The Treasury has announced plans to sell off another tranche of NatWest shares over the next 12 months, as part of ongoing efforts to return the taxpayer-owned bank to private ownership.
The government, which still holds a 54.7% stake in NatWest, said it was rolling out a “prearranged trading plan” in what could mark its third sale of shares this year.
The trading plan, otherwise known as a “drip” sale, means the Treasury could end up selling up to 15% of the average amount of NatWest shares usually traded over 12 months. That could net the government a maximum £1.2bn based on the current share price, which would be on top of any additional bulk share sales the government chooses to launch over the next year.
However, the Treasury stressed it would only sell shares at a price that represented value for money for taxpayers. The government is expected to take a loss on any sale, having paid 502p a share as part of the bank’s bailout in 2008.
NatWest shares were down 2.3% at 195p in afternoon trading.
The sale comes as the government races to meet a self-imposed deadline to sell off its remaining £12.6bn stake in NatWest by 2025-26. It also comes as the chancellor seeks ways to combat a surge in public borrowing caused by the pandemic, which has resulted in a record rise in debt interest payments, which reached £8.7bn last month.
The government bailed out NatWest Group – formerly known as Royal Bank of Scotland– at the height of the 2008 financial crisis, injecting £45bn to keep the bank afloat to prevent an even worse meltdown in the banking system.
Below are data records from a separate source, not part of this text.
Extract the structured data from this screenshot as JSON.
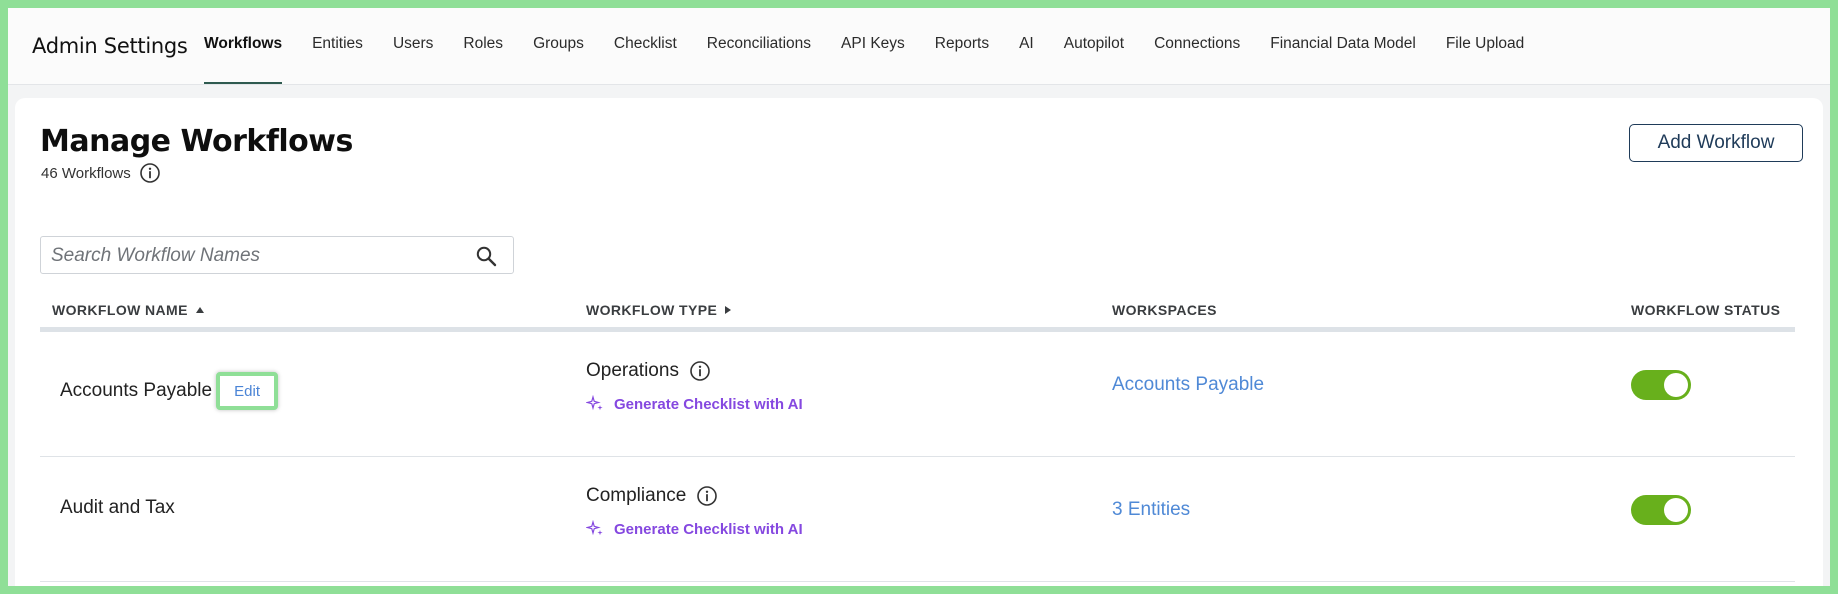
{
  "app": {
    "title": "Admin Settings"
  },
  "nav": {
    "tabs": [
      {
        "label": "Workflows",
        "active": true
      },
      {
        "label": "Entities"
      },
      {
        "label": "Users"
      },
      {
        "label": "Roles"
      },
      {
        "label": "Groups"
      },
      {
        "label": "Checklist"
      },
      {
        "label": "Reconciliations"
      },
      {
        "label": "API Keys"
      },
      {
        "label": "Reports"
      },
      {
        "label": "AI"
      },
      {
        "label": "Autopilot"
      },
      {
        "label": "Connections"
      },
      {
        "label": "Financial Data Model"
      },
      {
        "label": "File Upload"
      }
    ]
  },
  "page": {
    "title": "Manage Workflows",
    "count_text": "46 Workflows",
    "add_button": "Add Workflow"
  },
  "search": {
    "placeholder": "Search Workflow Names",
    "value": ""
  },
  "table": {
    "headers": {
      "name": "WORKFLOW NAME",
      "type": "WORKFLOW TYPE",
      "workspaces": "WORKSPACES",
      "status": "WORKFLOW STATUS"
    },
    "rows": [
      {
        "name": "Accounts Payable",
        "edit_label": "Edit",
        "type": "Operations",
        "generate_label": "Generate Checklist with AI",
        "workspaces": "Accounts Payable",
        "status_on": true
      },
      {
        "name": "Audit and Tax",
        "type": "Compliance",
        "generate_label": "Generate Checklist with AI",
        "workspaces": "3 Entities",
        "status_on": true
      }
    ]
  },
  "colors": {
    "accent_green": "#68b01c",
    "link_blue": "#4f89d6",
    "ai_purple": "#8548e0",
    "primary_navy": "#1f3b59",
    "highlight_frame": "#8fdf97"
  },
  "icons": [
    "info-icon",
    "search-icon",
    "sort-up-icon",
    "sort-right-icon",
    "sparkle-icon"
  ]
}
The government subsequently took a 84% stake in the bank, which has slowly been reduced via four share sales.
The Treasury embarked on a similar drip sale, also led by Morgan Stanley, to help reduce the government’s stake in Lloyds Banking Group before it was returned to private ownership in 2017.
Ian Gordon, a banking analyst at Investec, said he had previously expected the government to dispose of its stake in NatWest by 2025. “It is now possible that they may look to move even faster than that.”